= TASK ITEM =
Please show all lines of the records that include "title".

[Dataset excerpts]
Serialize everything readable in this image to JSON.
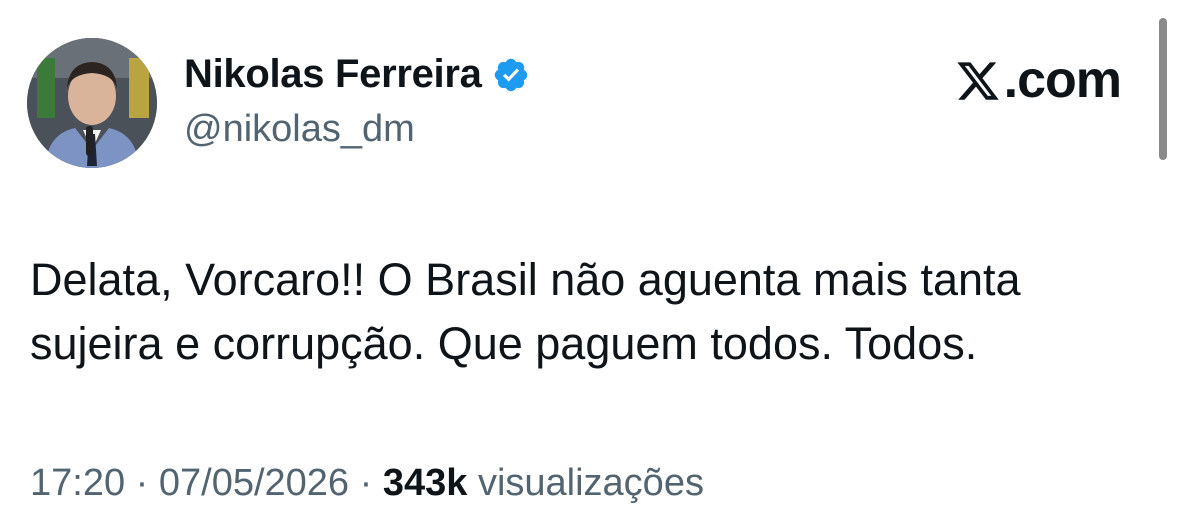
{
  "author": {
    "display_name": "Nikolas Ferreira",
    "handle": "@nikolas_dm",
    "verified_icon": "verified-badge-icon",
    "verified_color": "#1d9bf0"
  },
  "brand": {
    "label": ".com",
    "icon": "x-logo-icon"
  },
  "tweet": {
    "text": "Delata, Vorcaro!! O Brasil não aguenta mais tanta sujeira e corrupção. Que paguem todos. Todos."
  },
  "meta": {
    "time": "17:20",
    "separator": "·",
    "date": "07/05/2026",
    "views_count": "343k",
    "views_label": "visualizações"
  },
  "colors": {
    "text": "#0f1419",
    "muted": "#536471"
  }
}
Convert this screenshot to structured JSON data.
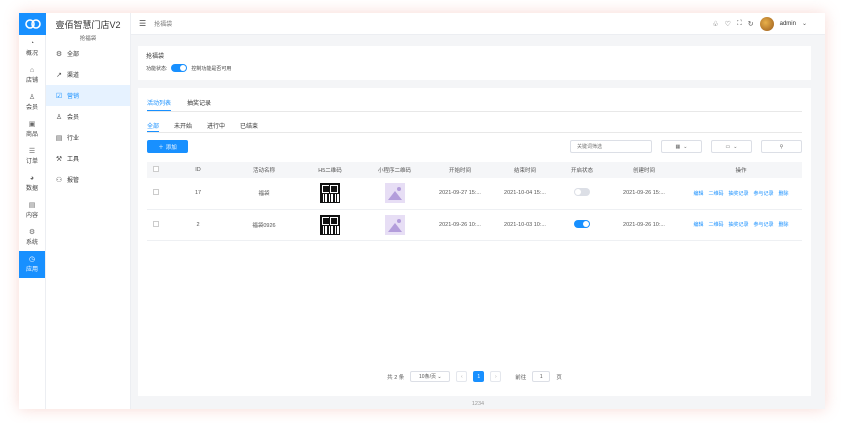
{
  "app": {
    "store_name": "壹佰智慧门店V2",
    "store_sub": "抢福袋",
    "breadcrumb": "抢福袋",
    "user": "admin",
    "footer": "1234"
  },
  "rail": [
    {
      "label": "概况",
      "icon": "dashboard-icon",
      "glyph": "◔"
    },
    {
      "label": "店铺",
      "icon": "store-icon",
      "glyph": "⌂"
    },
    {
      "label": "会员",
      "icon": "member-icon",
      "glyph": "♙"
    },
    {
      "label": "商品",
      "icon": "goods-icon",
      "glyph": "▣"
    },
    {
      "label": "订单",
      "icon": "order-icon",
      "glyph": "☰"
    },
    {
      "label": "数据",
      "icon": "data-icon",
      "glyph": "◕"
    },
    {
      "label": "内容",
      "icon": "content-icon",
      "glyph": "▤"
    },
    {
      "label": "系统",
      "icon": "system-icon",
      "glyph": "⚙"
    },
    {
      "label": "应用",
      "icon": "app-icon",
      "glyph": "◷",
      "active": true
    }
  ],
  "sidebar": [
    {
      "label": "全部",
      "icon": "all-icon",
      "glyph": "⚙"
    },
    {
      "label": "渠道",
      "icon": "channel-icon",
      "glyph": "↗"
    },
    {
      "label": "营销",
      "icon": "marketing-icon",
      "glyph": "☑",
      "active": true
    },
    {
      "label": "会员",
      "icon": "member-icon",
      "glyph": "♙"
    },
    {
      "label": "行业",
      "icon": "industry-icon",
      "glyph": "▤"
    },
    {
      "label": "工具",
      "icon": "tool-icon",
      "glyph": "⚒"
    },
    {
      "label": "报管",
      "icon": "report-icon",
      "glyph": "⚇"
    }
  ],
  "settings": {
    "title": "抢福袋",
    "status_label": "功能状态:",
    "status_hint": "控制功能是否可用"
  },
  "tabs": [
    "活动列表",
    "抽奖记录"
  ],
  "subtabs": [
    "全部",
    "未开始",
    "进行中",
    "已结束"
  ],
  "toolbar": {
    "add_label": "添加",
    "search_placeholder": "关键词筛选"
  },
  "table": {
    "headers": [
      "ID",
      "活动名称",
      "H5二维码",
      "小程序二维码",
      "开始时间",
      "结束时间",
      "开启状态",
      "创建时间",
      "操作"
    ],
    "rows": [
      {
        "id": "17",
        "name": "福袋",
        "start": "2021-09-27 15:...",
        "end": "2021-10-04 15:...",
        "enabled": false,
        "created": "2021-09-26 15:..."
      },
      {
        "id": "2",
        "name": "福袋0926",
        "start": "2021-09-26 10:...",
        "end": "2021-10-03 10:...",
        "enabled": true,
        "created": "2021-09-26 10:..."
      }
    ],
    "ops": [
      "编辑",
      "二维码",
      "抽奖记录",
      "参与记录",
      "删除"
    ]
  },
  "pager": {
    "total": "共 2 条",
    "page_size": "10条/页",
    "current": "1",
    "goto_prefix": "前往",
    "goto_value": "1",
    "goto_suffix": "页"
  }
}
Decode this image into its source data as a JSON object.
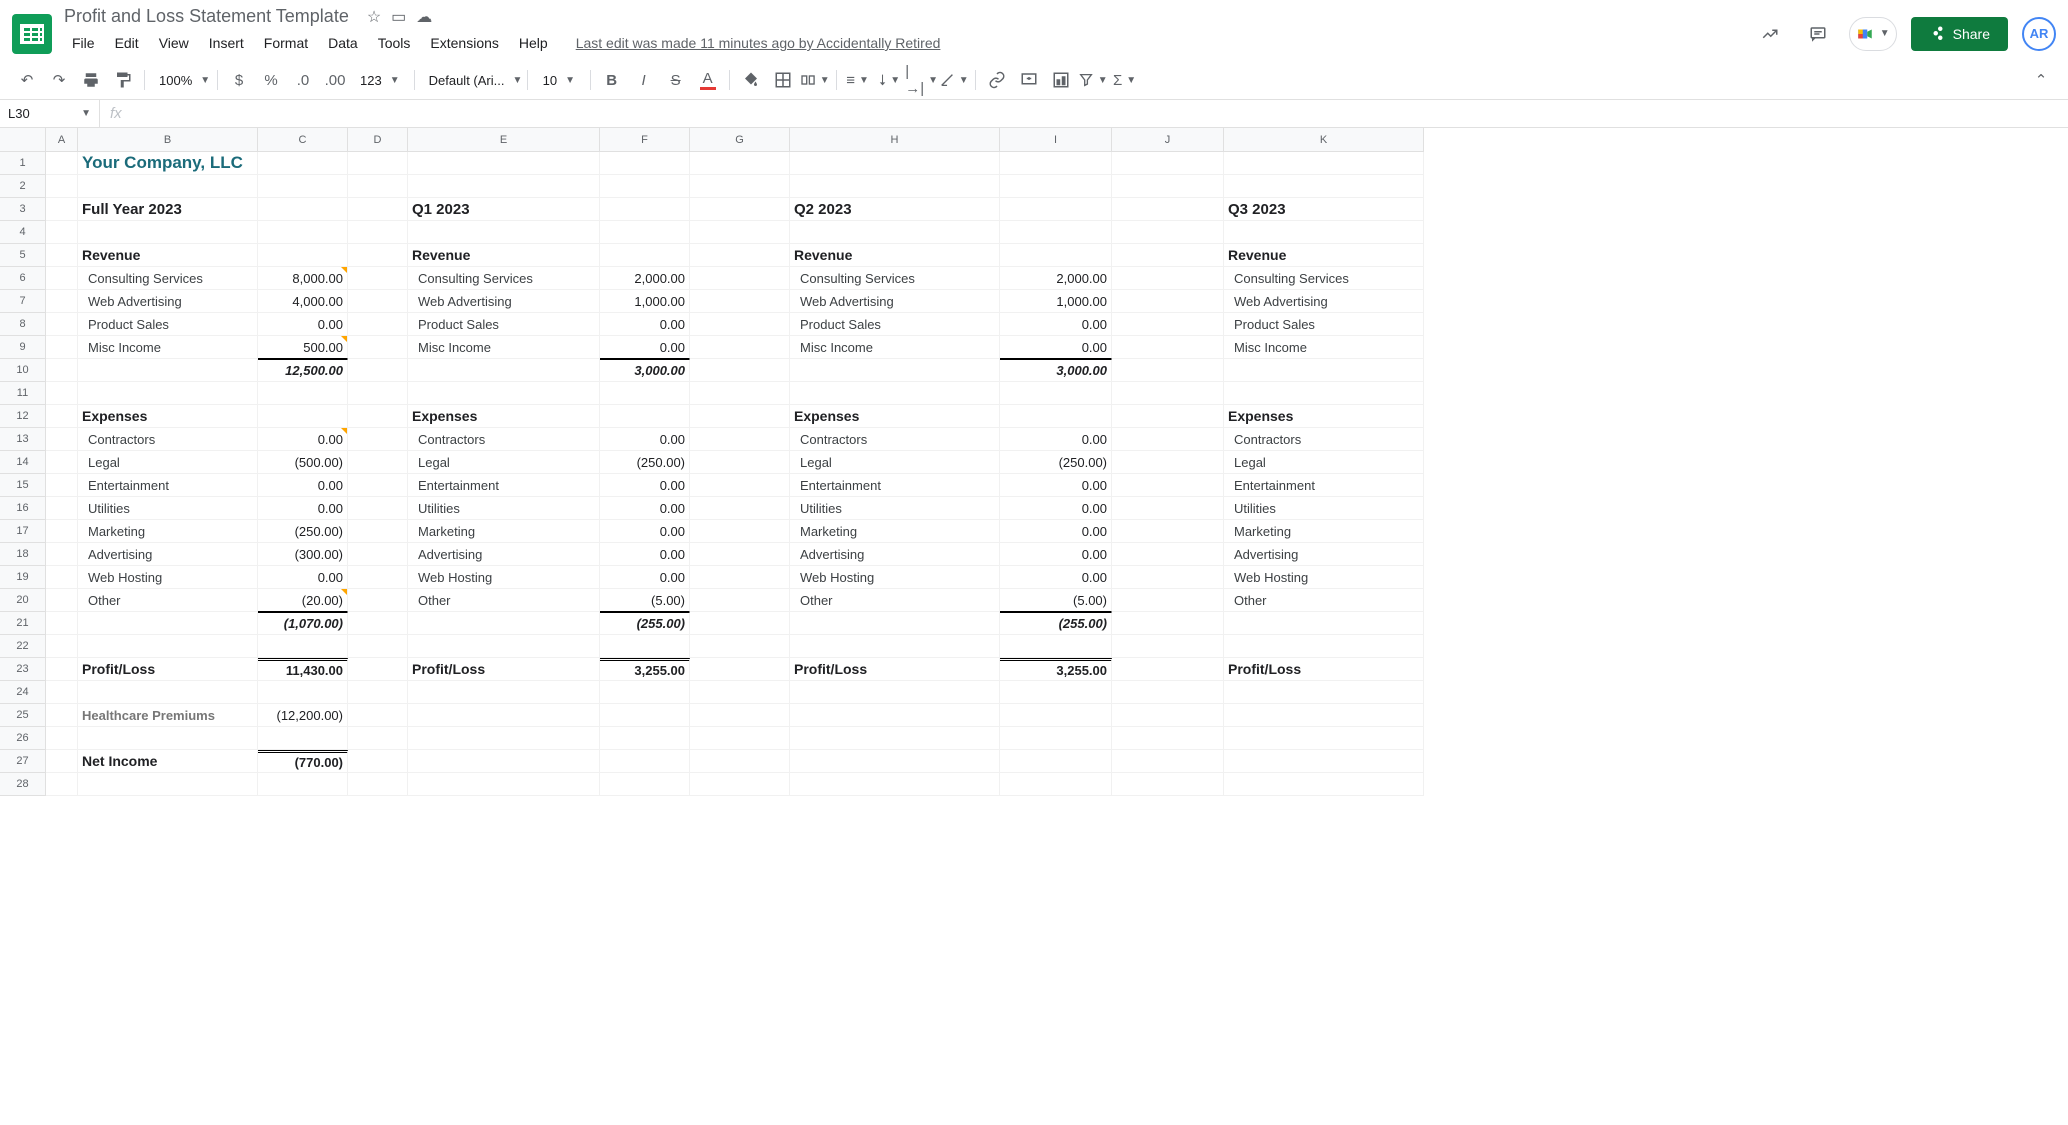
{
  "doc": {
    "title": "Profit and Loss Statement Template"
  },
  "lastEdit": "Last edit was made 11 minutes ago by Accidentally Retired",
  "menu": [
    "File",
    "Edit",
    "View",
    "Insert",
    "Format",
    "Data",
    "Tools",
    "Extensions",
    "Help"
  ],
  "share": "Share",
  "avatar": "AR",
  "toolbar": {
    "zoom": "100%",
    "font": "Default (Ari...",
    "fontSize": "10"
  },
  "nameBox": "L30",
  "columns": [
    "A",
    "B",
    "C",
    "D",
    "E",
    "F",
    "G",
    "H",
    "I",
    "J",
    "K"
  ],
  "rows": 28,
  "content": {
    "company": "Your Company, LLC",
    "fullYear": {
      "title": "Full Year 2023",
      "revenueLabel": "Revenue",
      "revenue": [
        {
          "label": "Consulting Services",
          "val": "8,000.00",
          "note": true
        },
        {
          "label": "Web Advertising",
          "val": "4,000.00"
        },
        {
          "label": "Product Sales",
          "val": "0.00"
        },
        {
          "label": "Misc Income",
          "val": "500.00",
          "note": true
        }
      ],
      "revenueTotal": "12,500.00",
      "expensesLabel": "Expenses",
      "expenses": [
        {
          "label": "Contractors",
          "val": "0.00",
          "note": true
        },
        {
          "label": "Legal",
          "val": "(500.00)"
        },
        {
          "label": "Entertainment",
          "val": "0.00"
        },
        {
          "label": "Utilities",
          "val": "0.00"
        },
        {
          "label": "Marketing",
          "val": "(250.00)"
        },
        {
          "label": "Advertising",
          "val": "(300.00)"
        },
        {
          "label": "Web Hosting",
          "val": "0.00"
        },
        {
          "label": "Other",
          "val": "(20.00)",
          "note": true
        }
      ],
      "expensesTotal": "(1,070.00)",
      "profitLabel": "Profit/Loss",
      "profit": "11,430.00",
      "healthLabel": "Healthcare Premiums",
      "health": "(12,200.00)",
      "netLabel": "Net Income",
      "net": "(770.00)"
    },
    "q1": {
      "title": "Q1 2023",
      "revenueLabel": "Revenue",
      "revenue": [
        {
          "label": "Consulting Services",
          "val": "2,000.00"
        },
        {
          "label": "Web Advertising",
          "val": "1,000.00"
        },
        {
          "label": "Product Sales",
          "val": "0.00"
        },
        {
          "label": "Misc Income",
          "val": "0.00"
        }
      ],
      "revenueTotal": "3,000.00",
      "expensesLabel": "Expenses",
      "expenses": [
        {
          "label": "Contractors",
          "val": "0.00"
        },
        {
          "label": "Legal",
          "val": "(250.00)"
        },
        {
          "label": "Entertainment",
          "val": "0.00"
        },
        {
          "label": "Utilities",
          "val": "0.00"
        },
        {
          "label": "Marketing",
          "val": "0.00"
        },
        {
          "label": "Advertising",
          "val": "0.00"
        },
        {
          "label": "Web Hosting",
          "val": "0.00"
        },
        {
          "label": "Other",
          "val": "(5.00)"
        }
      ],
      "expensesTotal": "(255.00)",
      "profitLabel": "Profit/Loss",
      "profit": "3,255.00"
    },
    "q2": {
      "title": "Q2 2023",
      "revenueLabel": "Revenue",
      "revenue": [
        {
          "label": "Consulting Services",
          "val": "2,000.00"
        },
        {
          "label": "Web Advertising",
          "val": "1,000.00"
        },
        {
          "label": "Product Sales",
          "val": "0.00"
        },
        {
          "label": "Misc Income",
          "val": "0.00"
        }
      ],
      "revenueTotal": "3,000.00",
      "expensesLabel": "Expenses",
      "expenses": [
        {
          "label": "Contractors",
          "val": "0.00"
        },
        {
          "label": "Legal",
          "val": "(250.00)"
        },
        {
          "label": "Entertainment",
          "val": "0.00"
        },
        {
          "label": "Utilities",
          "val": "0.00"
        },
        {
          "label": "Marketing",
          "val": "0.00"
        },
        {
          "label": "Advertising",
          "val": "0.00"
        },
        {
          "label": "Web Hosting",
          "val": "0.00"
        },
        {
          "label": "Other",
          "val": "(5.00)"
        }
      ],
      "expensesTotal": "(255.00)",
      "profitLabel": "Profit/Loss",
      "profit": "3,255.00"
    },
    "q3": {
      "title": "Q3 2023",
      "revenueLabel": "Revenue",
      "revenue": [
        {
          "label": "Consulting Services"
        },
        {
          "label": "Web Advertising"
        },
        {
          "label": "Product Sales"
        },
        {
          "label": "Misc Income"
        }
      ],
      "expensesLabel": "Expenses",
      "expenses": [
        {
          "label": "Contractors"
        },
        {
          "label": "Legal"
        },
        {
          "label": "Entertainment"
        },
        {
          "label": "Utilities"
        },
        {
          "label": "Marketing"
        },
        {
          "label": "Advertising"
        },
        {
          "label": "Web Hosting"
        },
        {
          "label": "Other"
        }
      ],
      "profitLabel": "Profit/Loss"
    }
  }
}
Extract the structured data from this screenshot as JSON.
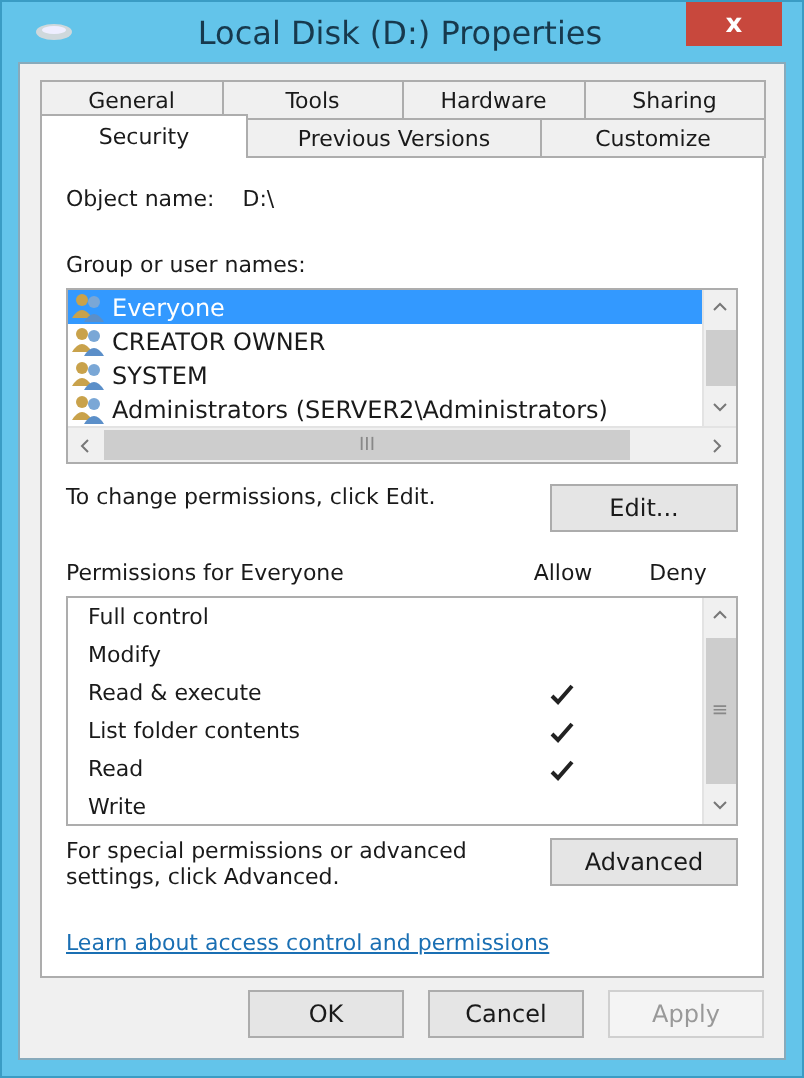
{
  "window": {
    "title": "Local Disk (D:) Properties",
    "close": "x"
  },
  "tab_rows": [
    [
      {
        "label": "General",
        "selected": false
      },
      {
        "label": "Tools",
        "selected": false
      },
      {
        "label": "Hardware",
        "selected": false
      },
      {
        "label": "Sharing",
        "selected": false
      }
    ],
    [
      {
        "label": "Security",
        "selected": true
      },
      {
        "label": "Previous Versions",
        "selected": false
      },
      {
        "label": "Customize",
        "selected": false
      }
    ]
  ],
  "object_name": {
    "label": "Object name:",
    "value": "D:\\"
  },
  "groups": {
    "label": "Group or user names:",
    "items": [
      {
        "name": "Everyone",
        "selected": true
      },
      {
        "name": "CREATOR OWNER",
        "selected": false
      },
      {
        "name": "SYSTEM",
        "selected": false
      },
      {
        "name": "Administrators (SERVER2\\Administrators)",
        "selected": false
      }
    ],
    "scroll_grip": "III"
  },
  "edit_hint": "To change permissions, click Edit.",
  "edit_button": "Edit...",
  "permissions": {
    "label": "Permissions for Everyone",
    "allow_heading": "Allow",
    "deny_heading": "Deny",
    "rows": [
      {
        "name": "Full control",
        "allow": false
      },
      {
        "name": "Modify",
        "allow": false
      },
      {
        "name": "Read & execute",
        "allow": true
      },
      {
        "name": "List folder contents",
        "allow": true
      },
      {
        "name": "Read",
        "allow": true
      },
      {
        "name": "Write",
        "allow": false
      }
    ],
    "scroll_grip": "≡"
  },
  "advanced_hint": "For special permissions or advanced settings, click Advanced.",
  "advanced_button": "Advanced",
  "learn_link": "Learn about access control and permissions",
  "buttons": [
    {
      "label": "OK",
      "disabled": false
    },
    {
      "label": "Cancel",
      "disabled": false
    },
    {
      "label": "Apply",
      "disabled": true
    }
  ]
}
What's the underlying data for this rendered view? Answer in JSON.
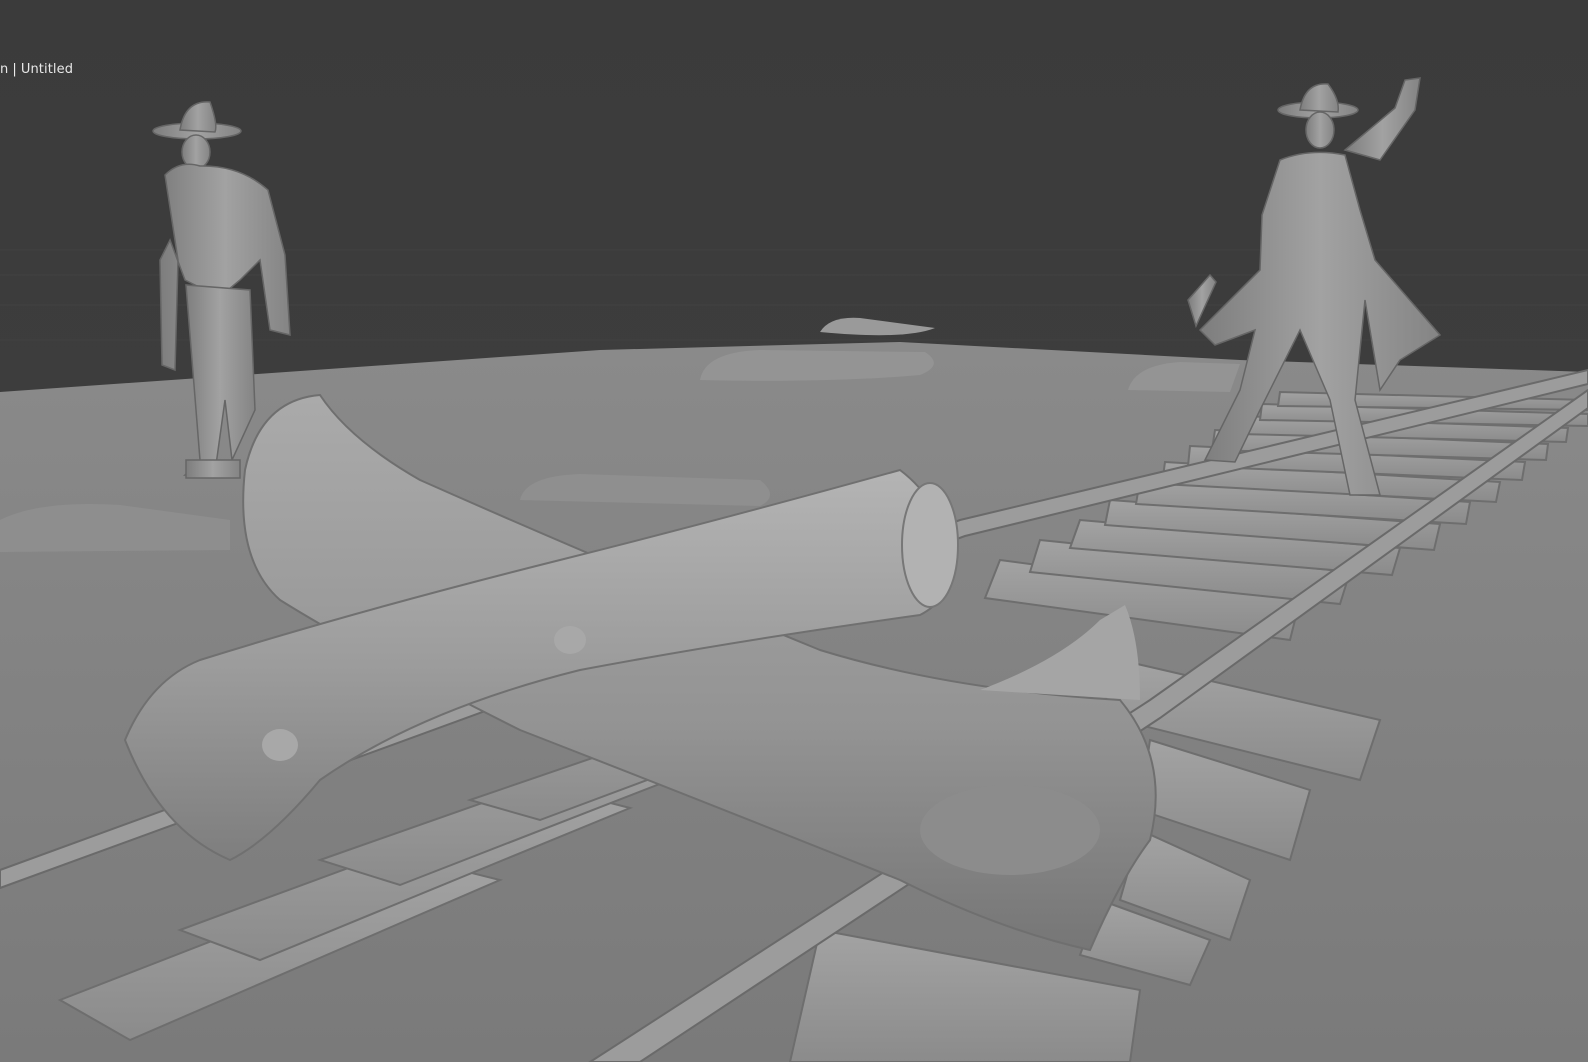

= TASK SOLUTION =
    "title": "抢福袋",
    "title": "Profit and Loss Statement Template"
      "title": "Full Year 2023",
      "title": "Q1 2023",
      "title": "Q2 2023",
      "title": "Q3 2023",
    "title": "Local Disk (D:) Properties",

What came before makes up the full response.